--- TASK DETAILS ---
Return the following entries exactly, word for word.

--- TASK INPUT ---
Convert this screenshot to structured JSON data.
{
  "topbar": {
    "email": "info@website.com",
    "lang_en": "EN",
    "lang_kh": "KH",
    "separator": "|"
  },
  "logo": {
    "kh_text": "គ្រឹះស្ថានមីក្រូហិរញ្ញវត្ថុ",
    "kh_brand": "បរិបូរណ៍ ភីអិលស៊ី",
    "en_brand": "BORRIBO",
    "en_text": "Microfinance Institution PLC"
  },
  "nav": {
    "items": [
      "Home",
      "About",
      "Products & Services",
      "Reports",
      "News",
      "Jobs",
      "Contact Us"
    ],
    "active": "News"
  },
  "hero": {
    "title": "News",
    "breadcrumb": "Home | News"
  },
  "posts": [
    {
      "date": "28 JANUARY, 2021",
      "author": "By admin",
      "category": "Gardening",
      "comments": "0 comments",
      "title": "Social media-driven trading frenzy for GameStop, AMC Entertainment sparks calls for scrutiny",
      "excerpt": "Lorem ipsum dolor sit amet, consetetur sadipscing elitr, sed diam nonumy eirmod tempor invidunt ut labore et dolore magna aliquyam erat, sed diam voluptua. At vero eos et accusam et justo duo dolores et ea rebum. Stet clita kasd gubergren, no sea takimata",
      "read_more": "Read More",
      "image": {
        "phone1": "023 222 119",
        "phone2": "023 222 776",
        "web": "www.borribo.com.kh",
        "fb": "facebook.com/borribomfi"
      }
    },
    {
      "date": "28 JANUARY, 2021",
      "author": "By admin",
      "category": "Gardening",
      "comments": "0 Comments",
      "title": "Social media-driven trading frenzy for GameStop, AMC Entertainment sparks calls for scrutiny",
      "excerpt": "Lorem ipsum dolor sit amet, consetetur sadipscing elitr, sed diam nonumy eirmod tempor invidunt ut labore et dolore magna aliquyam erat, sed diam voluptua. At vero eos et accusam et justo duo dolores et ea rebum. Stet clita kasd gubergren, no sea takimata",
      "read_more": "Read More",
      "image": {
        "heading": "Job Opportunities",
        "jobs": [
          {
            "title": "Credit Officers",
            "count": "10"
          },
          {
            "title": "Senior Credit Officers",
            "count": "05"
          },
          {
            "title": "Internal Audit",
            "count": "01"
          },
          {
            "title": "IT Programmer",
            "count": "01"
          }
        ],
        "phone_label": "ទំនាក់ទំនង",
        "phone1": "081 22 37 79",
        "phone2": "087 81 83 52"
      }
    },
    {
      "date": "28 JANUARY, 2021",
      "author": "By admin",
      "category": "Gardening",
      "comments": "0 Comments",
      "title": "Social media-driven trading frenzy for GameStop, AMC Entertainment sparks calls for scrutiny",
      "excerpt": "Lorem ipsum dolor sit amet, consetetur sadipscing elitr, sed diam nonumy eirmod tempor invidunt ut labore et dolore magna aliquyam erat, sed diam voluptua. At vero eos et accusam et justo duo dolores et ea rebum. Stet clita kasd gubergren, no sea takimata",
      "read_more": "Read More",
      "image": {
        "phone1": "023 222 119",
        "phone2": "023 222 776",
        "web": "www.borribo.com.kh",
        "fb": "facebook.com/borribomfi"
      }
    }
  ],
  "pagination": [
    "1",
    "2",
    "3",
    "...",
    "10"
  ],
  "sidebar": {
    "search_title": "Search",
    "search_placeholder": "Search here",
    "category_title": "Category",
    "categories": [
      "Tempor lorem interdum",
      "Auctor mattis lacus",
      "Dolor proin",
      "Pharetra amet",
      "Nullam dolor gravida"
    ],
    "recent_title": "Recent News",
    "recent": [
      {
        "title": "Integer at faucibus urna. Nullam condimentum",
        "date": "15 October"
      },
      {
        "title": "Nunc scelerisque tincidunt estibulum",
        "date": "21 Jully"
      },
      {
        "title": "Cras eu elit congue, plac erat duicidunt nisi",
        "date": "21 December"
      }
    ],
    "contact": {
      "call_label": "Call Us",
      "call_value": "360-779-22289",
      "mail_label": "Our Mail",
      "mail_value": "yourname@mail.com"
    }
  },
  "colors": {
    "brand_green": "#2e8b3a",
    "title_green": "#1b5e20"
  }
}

--- TASK RESPONSE ---
Convert this screenshot to structured JSON data.
{
  "topbar": {
    "email": "info@website.com",
    "lang_en": "EN",
    "lang_kh": "KH",
    "separator": "|"
  },
  "logo": {
    "kh_text": "គ្រឹះស្ថានមីក្រូហិរញ្ញវត្ថុ",
    "kh_brand": "បរិបូរណ៍ ភីអិលស៊ី",
    "en_brand": "BORRIBO",
    "en_text": "Microfinance Institution PLC"
  },
  "nav": {
    "items": [
      "Home",
      "About",
      "Products & Services",
      "Reports",
      "News",
      "Jobs",
      "Contact Us"
    ],
    "active": "News"
  },
  "hero": {
    "title": "News",
    "breadcrumb": "Home | News"
  },
  "posts": [
    {
      "date": "28 JANUARY, 2021",
      "author": "By admin",
      "category": "Gardening",
      "comments": "0 comments",
      "title": "Social media-driven trading frenzy for GameStop, AMC Entertainment sparks calls for scrutiny",
      "excerpt": "Lorem ipsum dolor sit amet, consetetur sadipscing elitr, sed diam nonumy eirmod tempor invidunt ut labore et dolore magna aliquyam erat, sed diam voluptua. At vero eos et accusam et justo duo dolores et ea rebum. Stet clita kasd gubergren, no sea takimata",
      "read_more": "Read More",
      "image": {
        "phone1": "023 222 119",
        "phone2": "023 222 776",
        "web": "www.borribo.com.kh",
        "fb": "facebook.com/borribomfi"
      }
    },
    {
      "date": "28 JANUARY, 2021",
      "author": "By admin",
      "category": "Gardening",
      "comments": "0 Comments",
      "title": "Social media-driven trading frenzy for GameStop, AMC Entertainment sparks calls for scrutiny",
      "excerpt": "Lorem ipsum dolor sit amet, consetetur sadipscing elitr, sed diam nonumy eirmod tempor invidunt ut labore et dolore magna aliquyam erat, sed diam voluptua. At vero eos et accusam et justo duo dolores et ea rebum. Stet clita kasd gubergren, no sea takimata",
      "read_more": "Read More",
      "image": {
        "heading": "Job Opportunities",
        "jobs": [
          {
            "title": "Credit Officers",
            "count": "10"
          },
          {
            "title": "Senior Credit Officers",
            "count": "05"
          },
          {
            "title": "Internal Audit",
            "count": "01"
          },
          {
            "title": "IT Programmer",
            "count": "01"
          }
        ],
        "phone_label": "ទំនាក់ទំនង",
        "phone1": "081 22 37 79",
        "phone2": "087 81 83 52"
      }
    },
    {
      "date": "28 JANUARY, 2021",
      "author": "By admin",
      "category": "Gardening",
      "comments": "0 Comments",
      "title": "Social media-driven trading frenzy for GameStop, AMC Entertainment sparks calls for scrutiny",
      "excerpt": "Lorem ipsum dolor sit amet, consetetur sadipscing elitr, sed diam nonumy eirmod tempor invidunt ut labore et dolore magna aliquyam erat, sed diam voluptua. At vero eos et accusam et justo duo dolores et ea rebum. Stet clita kasd gubergren, no sea takimata",
      "read_more": "Read More",
      "image": {
        "phone1": "023 222 119",
        "phone2": "023 222 776",
        "web": "www.borribo.com.kh",
        "fb": "facebook.com/borribomfi"
      }
    }
  ],
  "pagination": [
    "1",
    "2",
    "3",
    "...",
    "10"
  ],
  "sidebar": {
    "search_title": "Search",
    "search_placeholder": "Search here",
    "category_title": "Category",
    "categories": [
      "Tempor lorem interdum",
      "Auctor mattis lacus",
      "Dolor proin",
      "Pharetra amet",
      "Nullam dolor gravida"
    ],
    "recent_title": "Recent News",
    "recent": [
      {
        "title": "Integer at faucibus urna. Nullam condimentum",
        "date": "15 October"
      },
      {
        "title": "Nunc scelerisque tincidunt estibulum",
        "date": "21 Jully"
      },
      {
        "title": "Cras eu elit congue, plac erat duicidunt nisi",
        "date": "21 December"
      }
    ],
    "contact": {
      "call_label": "Call Us",
      "call_value": "360-779-22289",
      "mail_label": "Our Mail",
      "mail_value": "yourname@mail.com"
    }
  },
  "colors": {
    "brand_green": "#2e8b3a",
    "title_green": "#1b5e20"
  }
}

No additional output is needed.